How does management of a publicly listed company manage equity analysts’ expectations of company performance?

When you buy stuff, anchoring effect plays a role in terms of you being drawn towards discounts. Discounts, many times, anchor you to the original high price and hence you find the discounted price attractive.

Anchoring effect is particularly strong in anything that involves negotiation like house purchases.

Supermarkets, liquor shops etc display high priced alternative options right next to the goods that they would really like you to buy. In contrast to this, where pricing is arrived on the basis of cost + margin, there is relatively lesser anchoring impact than when it is based on subjective perception of value. For example, value of wine is deeply rooted in how the wine industry anchored our value perception — older wines are considered significantly more expensive — try running a test among your social circle by offering wines across a price range (preferably of similar vintage) and ask them how would they rank them in taste. I’m sure you will not find a clear relationship with price but if you try doing this with the bottles in open display — you most likely will get a ranking in line with the pricing.

At work places, when new protect timelines are being assessed/estimated, beware of what you propose upfront as your estimation (the one with lot of assumptions) because that estimate is going to be anchored in the minds of project stake holders and you will end up with a timeline in its ball park.

Daniel Kahneman mentions an example in his book, Thinking Fast and Slow, where anchoring effect was evidenced when real estate agents were given an opportunity to assess the value of a house on market after having visited the house and reviewed a comprehensive booklet on the house that included the asking price.
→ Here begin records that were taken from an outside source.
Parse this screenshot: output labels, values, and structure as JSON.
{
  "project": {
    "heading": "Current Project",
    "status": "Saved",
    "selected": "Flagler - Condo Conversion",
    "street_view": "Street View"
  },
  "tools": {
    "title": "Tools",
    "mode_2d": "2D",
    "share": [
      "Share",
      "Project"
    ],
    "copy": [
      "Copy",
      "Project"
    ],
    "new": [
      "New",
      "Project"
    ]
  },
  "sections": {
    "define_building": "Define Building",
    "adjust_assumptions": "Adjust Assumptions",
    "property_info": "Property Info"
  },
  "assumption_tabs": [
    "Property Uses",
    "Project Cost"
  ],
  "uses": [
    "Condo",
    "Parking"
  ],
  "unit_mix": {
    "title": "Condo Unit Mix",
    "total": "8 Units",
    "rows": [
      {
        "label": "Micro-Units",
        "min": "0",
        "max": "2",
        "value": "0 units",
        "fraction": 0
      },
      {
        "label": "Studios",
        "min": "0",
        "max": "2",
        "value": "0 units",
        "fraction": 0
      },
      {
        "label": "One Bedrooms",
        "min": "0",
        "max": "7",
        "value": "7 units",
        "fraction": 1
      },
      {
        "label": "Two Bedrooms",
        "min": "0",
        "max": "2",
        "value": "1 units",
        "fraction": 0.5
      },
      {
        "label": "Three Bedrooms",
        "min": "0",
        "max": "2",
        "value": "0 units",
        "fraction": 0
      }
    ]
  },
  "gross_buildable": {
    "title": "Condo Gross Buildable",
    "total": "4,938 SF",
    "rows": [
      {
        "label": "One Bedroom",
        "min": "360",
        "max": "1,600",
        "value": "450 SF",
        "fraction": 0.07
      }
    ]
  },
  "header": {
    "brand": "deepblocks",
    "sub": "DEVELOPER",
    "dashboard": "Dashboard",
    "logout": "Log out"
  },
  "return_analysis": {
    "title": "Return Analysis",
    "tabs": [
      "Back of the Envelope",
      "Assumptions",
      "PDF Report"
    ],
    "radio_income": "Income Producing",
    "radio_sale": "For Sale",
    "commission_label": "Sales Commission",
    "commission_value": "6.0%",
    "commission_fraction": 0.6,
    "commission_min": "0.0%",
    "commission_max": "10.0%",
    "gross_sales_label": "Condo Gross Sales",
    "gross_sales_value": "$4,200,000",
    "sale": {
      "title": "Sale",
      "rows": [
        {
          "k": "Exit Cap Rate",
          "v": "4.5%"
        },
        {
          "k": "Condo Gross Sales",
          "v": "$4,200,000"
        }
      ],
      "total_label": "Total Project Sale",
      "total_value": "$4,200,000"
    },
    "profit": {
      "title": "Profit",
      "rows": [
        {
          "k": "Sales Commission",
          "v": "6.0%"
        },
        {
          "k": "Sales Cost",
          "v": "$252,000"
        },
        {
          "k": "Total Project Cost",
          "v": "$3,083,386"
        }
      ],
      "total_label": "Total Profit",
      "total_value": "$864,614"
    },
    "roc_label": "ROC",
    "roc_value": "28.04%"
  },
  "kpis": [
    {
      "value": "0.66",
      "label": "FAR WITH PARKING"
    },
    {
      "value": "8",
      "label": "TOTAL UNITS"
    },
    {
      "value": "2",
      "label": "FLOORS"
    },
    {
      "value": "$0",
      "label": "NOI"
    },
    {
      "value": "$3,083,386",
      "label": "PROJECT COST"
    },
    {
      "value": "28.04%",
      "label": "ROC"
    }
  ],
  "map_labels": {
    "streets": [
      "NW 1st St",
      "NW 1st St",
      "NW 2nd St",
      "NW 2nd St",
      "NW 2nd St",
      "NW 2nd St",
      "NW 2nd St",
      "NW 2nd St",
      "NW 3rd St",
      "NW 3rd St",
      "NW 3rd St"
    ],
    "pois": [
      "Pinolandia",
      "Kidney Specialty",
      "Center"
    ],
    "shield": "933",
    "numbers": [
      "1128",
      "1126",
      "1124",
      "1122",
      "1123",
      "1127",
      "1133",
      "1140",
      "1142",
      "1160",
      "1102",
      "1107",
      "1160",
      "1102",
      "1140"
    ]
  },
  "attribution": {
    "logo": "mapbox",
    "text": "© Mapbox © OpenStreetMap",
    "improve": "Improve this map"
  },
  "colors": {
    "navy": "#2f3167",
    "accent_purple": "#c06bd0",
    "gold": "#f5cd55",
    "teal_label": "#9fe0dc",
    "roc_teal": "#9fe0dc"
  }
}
Kahneman observed that even professional real estate agents were influenced by the asking price to a similar extent that non-professionals were influenced. The asking price in the booklet anchored their estimate of value. Even subject matter experts and professionals are affected equally by anchoring effect just like the rest of us.

Most forecasts, either by regular people or by experts, suffer from anchoring bias.

“We try and avoid the worst anchoring effect which is always your previous conclusion. We really try and destroy our previous ideas.” — Charlie Munger

What can we do to address this?

Again like with most cognitive biases, it is hard to address this. Given that anchoring bias generally acts surreptitiously, it is difficult to even recognize it. Being knowledgeable of this bias, trying to get alternative views on your estimates, seeing if objective measures can be used to assess value and perspective, sleeping on big decisions before acting on them etc are some of the ways to address this bias. Also, Munger’s mantra “Invert, always invert” helps here too.

Also, remember that while we need to watch out for this effect on us, we can (and probably do) use this bias as a tool in influencing outcomes as well.